There has been some discussion about extending the service to include Kelowna, as more and more community members have specialist and treatment appointments in Kelowna. Centralized health care has made it difficult for many people but especially seniors, to access services away from their home community. This is an on-going concern.
Affordable housing is also a fundamental focus for Community Services. We currently administer the Aspen Court complex, a 15 unit, BC Housing site for low income families. We own Mary Anne Court (a 6 unit low income apartment building for persons with developmental disabilities) and Victoria House (residential living for developmentally disabled adults), located on Allison Flats. We also own Vermilion Court (18 unit assisted living facility for seniors and persons with disabilities) on Fenchurch Ave. BC Housing provides an operating budget for Aspen Court, Mary Anne Court and Vermilion Court. The Board continues to explore opportunities to increase the affordable housing options for Princeton residents.

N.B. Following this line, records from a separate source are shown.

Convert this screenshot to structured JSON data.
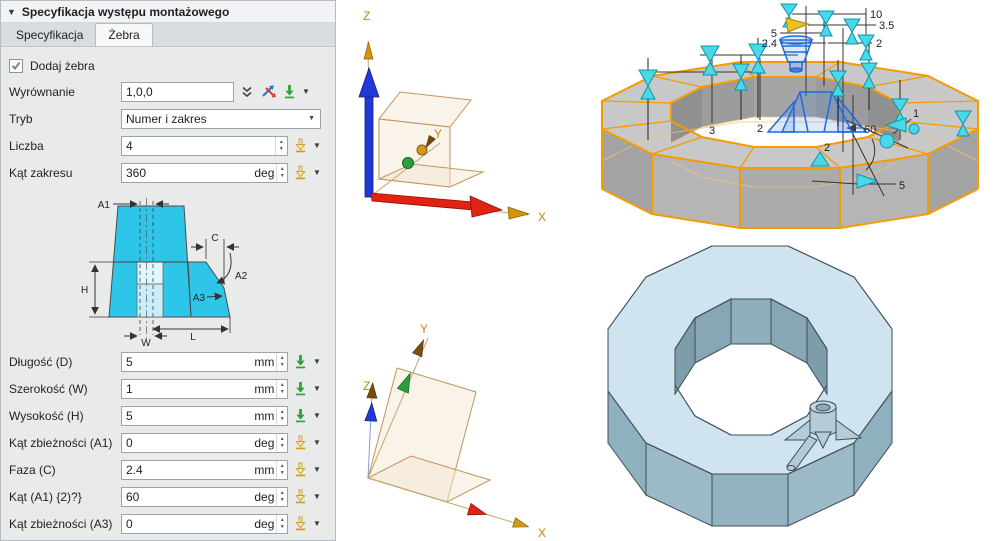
{
  "icons": {
    "collapse": "▼",
    "caret": "▼",
    "combo_caret": "▼",
    "spinner_up": "▲",
    "spinner_down": "▼"
  },
  "panel": {
    "title": "Specyfikacja występu montażowego",
    "tabs": [
      {
        "label": "Specyfikacja"
      },
      {
        "label": "Żebra"
      }
    ],
    "add_ribs_label": "Dodaj żebra",
    "alignment": {
      "label": "Wyrównanie",
      "value": "1,0,0"
    },
    "mode": {
      "label": "Tryb",
      "value": "Numer i zakres"
    },
    "count": {
      "label": "Liczba",
      "value": "4"
    },
    "range_angle": {
      "label": "Kąt zakresu",
      "value": "360",
      "unit": "deg"
    },
    "dims": [
      {
        "label": "Długość (D)",
        "value": "5",
        "unit": "mm"
      },
      {
        "label": "Szerokość (W)",
        "value": "1",
        "unit": "mm"
      },
      {
        "label": "Wysokość (H)",
        "value": "5",
        "unit": "mm"
      },
      {
        "label": "Kąt zbieżności (A1)",
        "value": "0",
        "unit": "deg"
      },
      {
        "label": "Faza (C)",
        "value": "2.4",
        "unit": "mm"
      },
      {
        "label": "Kąt (A1) {2)?}",
        "value": "60",
        "unit": "deg"
      },
      {
        "label": "Kąt zbieżności (A3)",
        "value": "0",
        "unit": "deg"
      }
    ],
    "diagram": {
      "a1": "A1",
      "c": "C",
      "a2": "A2",
      "a3": "A3",
      "h": "H",
      "l": "L",
      "w": "W"
    }
  },
  "viewport": {
    "triad_top": {
      "x": "X",
      "y": "Y",
      "z": "Z"
    },
    "triad_bottom": {
      "x": "X",
      "y": "Y",
      "z": "Z"
    },
    "dims": {
      "d10": "10",
      "d35": "3.5",
      "d5": "5",
      "d24": "2.4",
      "d2r": "2",
      "d3": "3",
      "d2a": "2",
      "d2b": "2",
      "d60": "60",
      "d5b": "5",
      "d1": "1"
    }
  },
  "colors": {
    "accent_orange": "#f59b00",
    "handle_cyan": "#48d8e8",
    "preview_blue": "#1c6be0",
    "diagram_cyan": "#2ec6e8",
    "green_icon": "#2f9e3e",
    "gold_icon": "#cf9a1d",
    "axis_red": "#e02313",
    "axis_blue": "#2238d8",
    "axis_green": "#2d9e3a",
    "axis_label": "#c8820a"
  }
}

Community Services is only one of the organizations that support seniors. We have very active seniors’ clubs that offer much in the way of socialization, recreational activities and educational opportunities. The hospital and health unit provide a team of individuals who support seniors in a variety of ways (mental health, drug and alcohol, physiotherapy, public health, flu clinics, social work, home care nursing, diabetic clinics, a dietician); outreach services are available for services not located locally; the police-based victim services worker will assist those who have been impacted by abuse or crime; there are a number of individual volunteers who assist seniors (and others) in a number of ways. Ridgewood Lodge allows us to keep seniors in their home community, close to family and friends. We have a fully functioning lab and x-ray department. We have organized groups who are working to retain and improve services in our community. We are fortunate to live in a caring community, where people look out for each other.
We must never become complacent with what we have or accepting of what we have lost. And we must continually look for solutions “outside the box”. So often we simply decry the lack of funding and assume it is the root of all our problems. It is far more proactive to search for ways to accomplish our goals with limited means and innovative solutions.

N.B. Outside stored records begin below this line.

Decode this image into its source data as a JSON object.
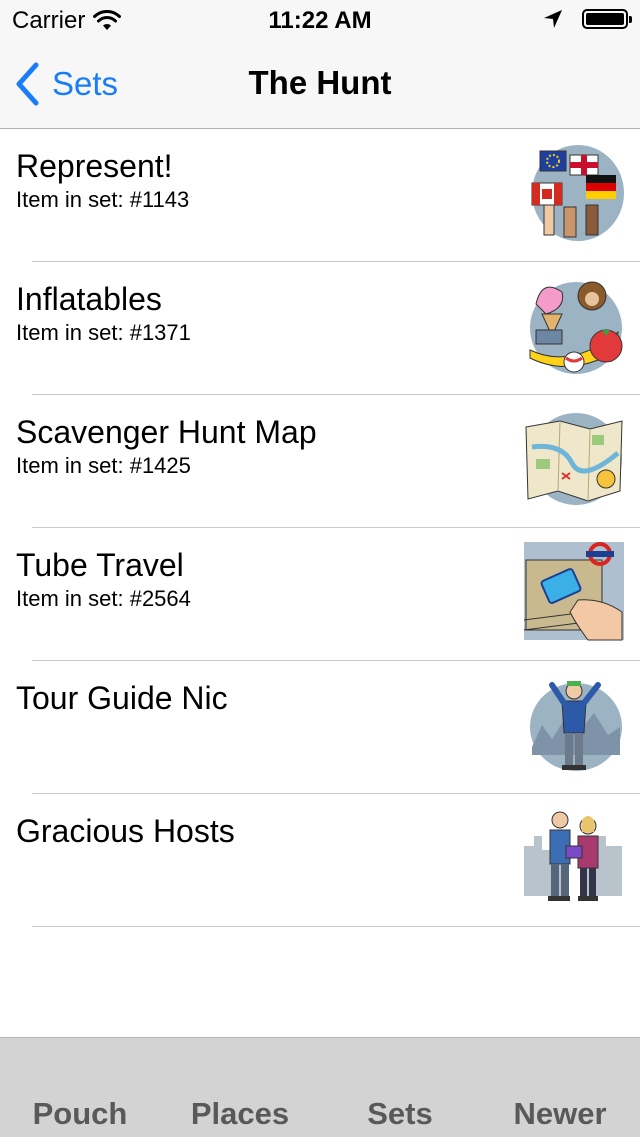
{
  "status_bar": {
    "carrier": "Carrier",
    "time": "11:22 AM",
    "battery_level": 1.0
  },
  "nav": {
    "back_label": "Sets",
    "title": "The Hunt"
  },
  "items": [
    {
      "title": "Represent!",
      "subtitle": "Item in set: #1143",
      "icon": "flags-icon"
    },
    {
      "title": "Inflatables",
      "subtitle": "Item in set: #1371",
      "icon": "inflatables-icon"
    },
    {
      "title": "Scavenger Hunt Map",
      "subtitle": "Item in set: #1425",
      "icon": "map-icon"
    },
    {
      "title": "Tube Travel",
      "subtitle": "Item in set: #2564",
      "icon": "tube-card-icon"
    },
    {
      "title": "Tour Guide Nic",
      "subtitle": "",
      "icon": "tour-guide-icon"
    },
    {
      "title": "Gracious Hosts",
      "subtitle": "",
      "icon": "hosts-icon"
    }
  ],
  "tabs": [
    {
      "label": "Pouch"
    },
    {
      "label": "Places"
    },
    {
      "label": "Sets"
    },
    {
      "label": "Newer"
    }
  ],
  "colors": {
    "accent": "#1a7cf6",
    "bar_background": "#f7f7f7",
    "tab_bar_background": "#d3d3d3",
    "tab_label": "#595959"
  }
}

I would encourage you to keep active, stay healthy and embrace life. We must work together to achieve realistic goals. Treasure your independence but graciously accept help when needed. Appreciate the good things we do have and share that appreciation with those who support you.
Thank-you for the opportunity to participate in this evening. My goal was to identify the good things that are happening for seniors in Princeton, identify some areas where improvement is needed and encourage positive change driven by realistic goals and financial prudence. I hope I have accomplished that goal.